Task directions — Search the records below for "inscode"; copy each line that has it.

Data to examine —

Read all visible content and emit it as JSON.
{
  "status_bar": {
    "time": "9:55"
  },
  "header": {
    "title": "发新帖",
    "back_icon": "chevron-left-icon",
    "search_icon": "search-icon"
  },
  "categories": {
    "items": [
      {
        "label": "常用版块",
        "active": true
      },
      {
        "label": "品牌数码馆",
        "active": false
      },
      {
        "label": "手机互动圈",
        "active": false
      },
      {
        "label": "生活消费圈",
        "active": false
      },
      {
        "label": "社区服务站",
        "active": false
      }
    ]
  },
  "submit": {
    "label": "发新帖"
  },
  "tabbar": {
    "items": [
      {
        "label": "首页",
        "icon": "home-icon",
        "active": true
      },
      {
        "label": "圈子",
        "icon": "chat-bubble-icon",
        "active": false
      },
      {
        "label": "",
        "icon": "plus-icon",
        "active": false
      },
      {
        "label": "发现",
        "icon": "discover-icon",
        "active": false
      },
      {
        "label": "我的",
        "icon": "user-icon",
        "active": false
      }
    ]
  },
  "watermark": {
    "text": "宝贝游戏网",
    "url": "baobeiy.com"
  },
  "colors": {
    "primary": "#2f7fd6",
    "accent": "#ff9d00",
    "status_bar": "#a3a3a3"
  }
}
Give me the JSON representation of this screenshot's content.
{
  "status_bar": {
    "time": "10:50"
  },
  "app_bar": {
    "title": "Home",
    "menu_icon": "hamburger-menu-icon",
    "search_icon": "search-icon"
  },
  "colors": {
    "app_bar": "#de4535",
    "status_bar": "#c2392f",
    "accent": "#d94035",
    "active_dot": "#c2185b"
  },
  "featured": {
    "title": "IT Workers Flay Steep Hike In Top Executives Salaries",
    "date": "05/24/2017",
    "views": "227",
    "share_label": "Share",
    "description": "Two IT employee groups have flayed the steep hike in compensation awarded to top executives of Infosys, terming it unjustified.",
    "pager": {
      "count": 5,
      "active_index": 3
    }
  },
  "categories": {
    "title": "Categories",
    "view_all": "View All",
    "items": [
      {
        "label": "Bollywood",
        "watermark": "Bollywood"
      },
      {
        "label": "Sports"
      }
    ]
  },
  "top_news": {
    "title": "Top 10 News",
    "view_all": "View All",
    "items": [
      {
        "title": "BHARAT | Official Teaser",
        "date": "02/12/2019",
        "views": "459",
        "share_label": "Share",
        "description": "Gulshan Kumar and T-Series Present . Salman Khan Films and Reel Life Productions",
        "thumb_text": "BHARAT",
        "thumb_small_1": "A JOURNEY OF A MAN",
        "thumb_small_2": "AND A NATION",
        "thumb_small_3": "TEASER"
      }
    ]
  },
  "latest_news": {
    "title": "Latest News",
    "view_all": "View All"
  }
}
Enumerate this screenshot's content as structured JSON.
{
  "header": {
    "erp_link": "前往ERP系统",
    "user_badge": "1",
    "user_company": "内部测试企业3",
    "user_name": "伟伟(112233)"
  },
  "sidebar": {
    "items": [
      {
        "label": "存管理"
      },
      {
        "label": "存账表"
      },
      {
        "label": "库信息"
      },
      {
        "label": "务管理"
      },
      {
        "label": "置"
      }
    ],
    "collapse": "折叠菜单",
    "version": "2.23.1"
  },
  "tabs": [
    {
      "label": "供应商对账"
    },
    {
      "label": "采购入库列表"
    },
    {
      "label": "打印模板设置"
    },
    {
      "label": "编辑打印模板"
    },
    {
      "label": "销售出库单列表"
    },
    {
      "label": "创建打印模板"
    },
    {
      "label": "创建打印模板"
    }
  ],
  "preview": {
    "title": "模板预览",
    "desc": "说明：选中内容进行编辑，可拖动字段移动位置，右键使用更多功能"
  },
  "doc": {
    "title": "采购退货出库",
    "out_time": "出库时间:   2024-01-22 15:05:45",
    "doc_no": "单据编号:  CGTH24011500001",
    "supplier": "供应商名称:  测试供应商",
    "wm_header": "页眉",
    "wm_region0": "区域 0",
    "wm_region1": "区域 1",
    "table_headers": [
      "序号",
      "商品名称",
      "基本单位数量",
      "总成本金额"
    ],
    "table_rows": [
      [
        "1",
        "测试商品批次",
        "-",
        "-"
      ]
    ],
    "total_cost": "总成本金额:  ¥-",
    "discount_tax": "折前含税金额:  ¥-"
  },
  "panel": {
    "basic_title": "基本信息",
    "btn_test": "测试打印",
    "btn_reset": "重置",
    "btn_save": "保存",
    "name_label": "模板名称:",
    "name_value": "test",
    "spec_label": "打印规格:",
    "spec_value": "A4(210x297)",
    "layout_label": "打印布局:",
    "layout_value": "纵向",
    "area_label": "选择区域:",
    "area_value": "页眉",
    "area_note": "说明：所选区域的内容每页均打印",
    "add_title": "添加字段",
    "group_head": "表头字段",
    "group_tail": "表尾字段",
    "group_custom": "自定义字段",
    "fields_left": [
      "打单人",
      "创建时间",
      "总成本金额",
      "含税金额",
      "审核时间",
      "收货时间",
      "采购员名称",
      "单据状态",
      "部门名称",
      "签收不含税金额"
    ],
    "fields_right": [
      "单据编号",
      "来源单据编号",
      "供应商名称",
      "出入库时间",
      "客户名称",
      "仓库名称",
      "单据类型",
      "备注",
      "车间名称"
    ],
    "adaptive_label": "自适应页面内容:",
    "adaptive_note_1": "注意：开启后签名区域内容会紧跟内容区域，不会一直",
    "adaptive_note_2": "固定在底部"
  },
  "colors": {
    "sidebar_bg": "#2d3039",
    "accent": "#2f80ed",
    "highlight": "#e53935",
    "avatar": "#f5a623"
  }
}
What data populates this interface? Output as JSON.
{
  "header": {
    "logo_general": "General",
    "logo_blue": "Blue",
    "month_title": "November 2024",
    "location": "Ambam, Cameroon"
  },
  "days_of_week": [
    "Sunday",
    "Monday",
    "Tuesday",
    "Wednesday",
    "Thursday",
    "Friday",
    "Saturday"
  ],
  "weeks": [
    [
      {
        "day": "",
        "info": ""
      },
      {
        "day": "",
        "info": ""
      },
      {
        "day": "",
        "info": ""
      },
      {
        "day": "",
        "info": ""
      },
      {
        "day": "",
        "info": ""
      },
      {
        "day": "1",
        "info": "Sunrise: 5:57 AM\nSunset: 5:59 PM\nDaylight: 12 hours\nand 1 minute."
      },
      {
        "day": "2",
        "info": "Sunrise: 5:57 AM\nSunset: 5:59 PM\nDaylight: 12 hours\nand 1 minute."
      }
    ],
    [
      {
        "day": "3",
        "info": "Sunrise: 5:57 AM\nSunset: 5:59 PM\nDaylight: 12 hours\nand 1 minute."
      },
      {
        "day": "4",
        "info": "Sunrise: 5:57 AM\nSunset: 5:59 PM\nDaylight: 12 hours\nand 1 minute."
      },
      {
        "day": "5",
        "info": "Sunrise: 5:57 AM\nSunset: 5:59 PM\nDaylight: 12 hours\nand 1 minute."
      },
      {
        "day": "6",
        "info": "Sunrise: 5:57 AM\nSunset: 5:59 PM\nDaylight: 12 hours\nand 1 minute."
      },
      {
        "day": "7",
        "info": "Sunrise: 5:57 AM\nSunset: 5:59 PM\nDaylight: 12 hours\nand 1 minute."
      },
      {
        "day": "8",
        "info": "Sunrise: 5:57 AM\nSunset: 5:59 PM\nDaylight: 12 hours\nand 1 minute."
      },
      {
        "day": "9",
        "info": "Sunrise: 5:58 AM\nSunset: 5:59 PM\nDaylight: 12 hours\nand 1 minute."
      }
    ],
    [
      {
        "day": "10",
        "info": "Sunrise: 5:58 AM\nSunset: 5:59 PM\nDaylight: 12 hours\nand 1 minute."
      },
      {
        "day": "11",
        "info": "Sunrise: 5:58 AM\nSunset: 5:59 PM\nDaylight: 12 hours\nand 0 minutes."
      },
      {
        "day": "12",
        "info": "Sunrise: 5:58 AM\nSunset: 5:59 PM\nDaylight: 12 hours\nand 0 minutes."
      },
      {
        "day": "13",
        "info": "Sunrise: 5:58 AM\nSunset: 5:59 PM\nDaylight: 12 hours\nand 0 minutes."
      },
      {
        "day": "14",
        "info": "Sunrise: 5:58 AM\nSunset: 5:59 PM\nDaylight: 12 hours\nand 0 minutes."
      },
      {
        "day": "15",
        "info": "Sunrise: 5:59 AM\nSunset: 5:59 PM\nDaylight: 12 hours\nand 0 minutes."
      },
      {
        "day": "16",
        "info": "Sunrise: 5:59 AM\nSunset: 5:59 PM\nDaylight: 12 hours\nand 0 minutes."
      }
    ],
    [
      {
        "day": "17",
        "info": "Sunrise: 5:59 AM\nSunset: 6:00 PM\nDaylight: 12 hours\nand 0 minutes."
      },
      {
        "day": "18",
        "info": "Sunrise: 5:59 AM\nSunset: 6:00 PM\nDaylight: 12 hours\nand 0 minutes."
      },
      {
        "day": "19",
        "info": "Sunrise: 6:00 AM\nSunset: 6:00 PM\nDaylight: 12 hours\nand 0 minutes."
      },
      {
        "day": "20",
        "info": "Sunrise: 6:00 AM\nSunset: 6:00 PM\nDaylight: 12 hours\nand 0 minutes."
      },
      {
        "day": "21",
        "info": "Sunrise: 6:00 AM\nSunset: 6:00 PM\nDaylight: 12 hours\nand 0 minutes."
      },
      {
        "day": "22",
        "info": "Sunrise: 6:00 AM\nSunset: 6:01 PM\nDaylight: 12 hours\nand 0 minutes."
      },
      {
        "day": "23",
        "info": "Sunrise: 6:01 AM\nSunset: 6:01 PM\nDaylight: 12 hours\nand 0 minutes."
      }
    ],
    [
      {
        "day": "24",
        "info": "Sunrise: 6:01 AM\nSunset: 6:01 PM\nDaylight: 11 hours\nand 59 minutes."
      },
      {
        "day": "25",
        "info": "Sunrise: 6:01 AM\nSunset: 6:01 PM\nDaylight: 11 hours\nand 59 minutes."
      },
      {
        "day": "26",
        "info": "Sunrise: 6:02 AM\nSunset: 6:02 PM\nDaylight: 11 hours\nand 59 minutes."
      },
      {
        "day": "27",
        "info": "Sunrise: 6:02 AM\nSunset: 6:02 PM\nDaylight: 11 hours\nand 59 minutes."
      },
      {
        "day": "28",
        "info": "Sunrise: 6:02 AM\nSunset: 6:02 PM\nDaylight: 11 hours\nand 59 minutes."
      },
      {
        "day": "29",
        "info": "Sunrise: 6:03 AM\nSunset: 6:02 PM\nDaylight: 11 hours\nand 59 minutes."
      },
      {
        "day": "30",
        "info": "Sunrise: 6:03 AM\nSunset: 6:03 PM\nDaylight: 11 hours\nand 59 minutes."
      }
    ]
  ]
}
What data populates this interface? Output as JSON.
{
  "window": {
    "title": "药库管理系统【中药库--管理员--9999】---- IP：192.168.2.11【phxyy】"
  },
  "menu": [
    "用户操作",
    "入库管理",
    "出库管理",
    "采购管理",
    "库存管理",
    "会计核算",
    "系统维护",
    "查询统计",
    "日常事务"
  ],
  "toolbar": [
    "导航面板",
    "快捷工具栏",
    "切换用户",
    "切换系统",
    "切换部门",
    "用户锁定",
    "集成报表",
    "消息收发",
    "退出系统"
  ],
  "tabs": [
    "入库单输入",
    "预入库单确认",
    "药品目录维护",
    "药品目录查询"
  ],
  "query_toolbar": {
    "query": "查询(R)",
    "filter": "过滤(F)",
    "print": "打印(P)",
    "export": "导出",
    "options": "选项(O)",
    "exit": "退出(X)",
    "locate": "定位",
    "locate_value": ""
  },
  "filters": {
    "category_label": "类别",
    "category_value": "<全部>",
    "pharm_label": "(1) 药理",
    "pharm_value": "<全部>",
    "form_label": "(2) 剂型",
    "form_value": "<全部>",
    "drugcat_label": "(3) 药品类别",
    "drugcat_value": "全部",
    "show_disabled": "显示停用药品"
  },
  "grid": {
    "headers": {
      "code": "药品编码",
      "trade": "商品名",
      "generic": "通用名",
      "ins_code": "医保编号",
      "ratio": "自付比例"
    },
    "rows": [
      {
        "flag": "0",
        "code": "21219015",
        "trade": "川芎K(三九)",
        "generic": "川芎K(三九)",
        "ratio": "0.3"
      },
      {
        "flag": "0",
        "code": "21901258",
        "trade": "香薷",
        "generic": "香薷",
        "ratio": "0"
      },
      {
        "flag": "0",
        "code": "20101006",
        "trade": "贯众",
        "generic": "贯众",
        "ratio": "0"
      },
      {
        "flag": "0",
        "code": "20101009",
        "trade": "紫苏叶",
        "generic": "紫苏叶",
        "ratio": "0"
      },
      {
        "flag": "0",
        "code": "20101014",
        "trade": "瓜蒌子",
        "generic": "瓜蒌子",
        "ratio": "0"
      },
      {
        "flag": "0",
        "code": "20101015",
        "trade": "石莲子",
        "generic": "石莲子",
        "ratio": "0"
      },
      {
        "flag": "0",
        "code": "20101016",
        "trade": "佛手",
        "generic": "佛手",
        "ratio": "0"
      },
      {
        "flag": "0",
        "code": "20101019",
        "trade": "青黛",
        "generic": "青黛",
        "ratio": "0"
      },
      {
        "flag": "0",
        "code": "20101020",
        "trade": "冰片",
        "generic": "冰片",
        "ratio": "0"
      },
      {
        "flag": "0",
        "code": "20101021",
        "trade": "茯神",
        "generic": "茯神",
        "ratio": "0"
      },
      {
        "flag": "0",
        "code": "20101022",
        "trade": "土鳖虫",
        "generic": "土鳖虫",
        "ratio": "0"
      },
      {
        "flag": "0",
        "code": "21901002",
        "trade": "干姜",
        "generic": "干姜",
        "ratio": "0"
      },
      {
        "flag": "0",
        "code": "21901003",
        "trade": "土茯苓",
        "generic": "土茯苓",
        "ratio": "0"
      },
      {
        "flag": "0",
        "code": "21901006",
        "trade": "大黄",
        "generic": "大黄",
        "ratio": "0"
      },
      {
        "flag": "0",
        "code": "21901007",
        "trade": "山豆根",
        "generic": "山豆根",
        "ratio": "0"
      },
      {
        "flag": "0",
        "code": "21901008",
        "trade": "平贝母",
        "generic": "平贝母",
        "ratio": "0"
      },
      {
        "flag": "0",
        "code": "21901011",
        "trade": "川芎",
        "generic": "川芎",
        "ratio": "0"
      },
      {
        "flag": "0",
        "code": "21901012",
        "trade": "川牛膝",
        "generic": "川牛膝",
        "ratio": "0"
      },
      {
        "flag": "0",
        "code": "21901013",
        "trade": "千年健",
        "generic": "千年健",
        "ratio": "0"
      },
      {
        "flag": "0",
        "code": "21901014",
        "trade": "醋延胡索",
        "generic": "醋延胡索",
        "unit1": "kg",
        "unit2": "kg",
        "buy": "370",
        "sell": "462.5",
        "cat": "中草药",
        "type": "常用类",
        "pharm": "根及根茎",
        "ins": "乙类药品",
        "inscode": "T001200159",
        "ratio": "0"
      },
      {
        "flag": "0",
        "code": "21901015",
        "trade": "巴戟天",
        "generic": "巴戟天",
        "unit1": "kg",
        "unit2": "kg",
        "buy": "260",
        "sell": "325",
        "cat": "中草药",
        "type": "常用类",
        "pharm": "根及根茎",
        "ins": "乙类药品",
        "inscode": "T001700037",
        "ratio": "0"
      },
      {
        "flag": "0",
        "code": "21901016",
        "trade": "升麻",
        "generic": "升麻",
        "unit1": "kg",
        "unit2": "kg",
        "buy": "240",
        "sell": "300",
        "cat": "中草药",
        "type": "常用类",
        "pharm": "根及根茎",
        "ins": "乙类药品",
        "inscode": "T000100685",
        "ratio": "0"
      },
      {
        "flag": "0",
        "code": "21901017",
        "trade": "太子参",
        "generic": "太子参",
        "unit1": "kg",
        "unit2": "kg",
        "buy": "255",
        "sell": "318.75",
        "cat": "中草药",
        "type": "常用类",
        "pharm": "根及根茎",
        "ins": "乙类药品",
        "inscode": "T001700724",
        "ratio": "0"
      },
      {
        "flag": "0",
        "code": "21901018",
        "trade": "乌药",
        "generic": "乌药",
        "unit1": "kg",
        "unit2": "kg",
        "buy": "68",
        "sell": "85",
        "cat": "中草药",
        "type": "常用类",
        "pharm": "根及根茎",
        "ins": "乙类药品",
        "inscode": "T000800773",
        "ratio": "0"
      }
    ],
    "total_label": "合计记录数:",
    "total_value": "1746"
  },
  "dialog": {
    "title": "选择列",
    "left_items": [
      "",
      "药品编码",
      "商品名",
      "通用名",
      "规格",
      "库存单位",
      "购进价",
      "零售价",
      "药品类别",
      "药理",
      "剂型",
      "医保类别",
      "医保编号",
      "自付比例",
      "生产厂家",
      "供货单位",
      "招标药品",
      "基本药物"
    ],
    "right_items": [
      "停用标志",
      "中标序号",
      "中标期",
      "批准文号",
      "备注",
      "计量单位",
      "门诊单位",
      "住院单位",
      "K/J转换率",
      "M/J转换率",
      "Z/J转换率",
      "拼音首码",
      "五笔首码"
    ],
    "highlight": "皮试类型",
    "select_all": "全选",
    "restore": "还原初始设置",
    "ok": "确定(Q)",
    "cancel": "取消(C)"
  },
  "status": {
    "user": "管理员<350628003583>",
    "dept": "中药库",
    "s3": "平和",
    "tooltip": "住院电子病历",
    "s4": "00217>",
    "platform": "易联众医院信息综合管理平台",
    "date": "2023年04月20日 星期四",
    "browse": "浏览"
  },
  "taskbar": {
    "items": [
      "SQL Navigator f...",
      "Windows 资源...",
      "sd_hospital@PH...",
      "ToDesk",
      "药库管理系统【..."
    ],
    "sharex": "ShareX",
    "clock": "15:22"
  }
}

Task result —
        "inscode": "T001200159",
        "inscode": "T001700037",
        "inscode": "T000100685",
        "inscode": "T001700724",
        "inscode": "T000800773",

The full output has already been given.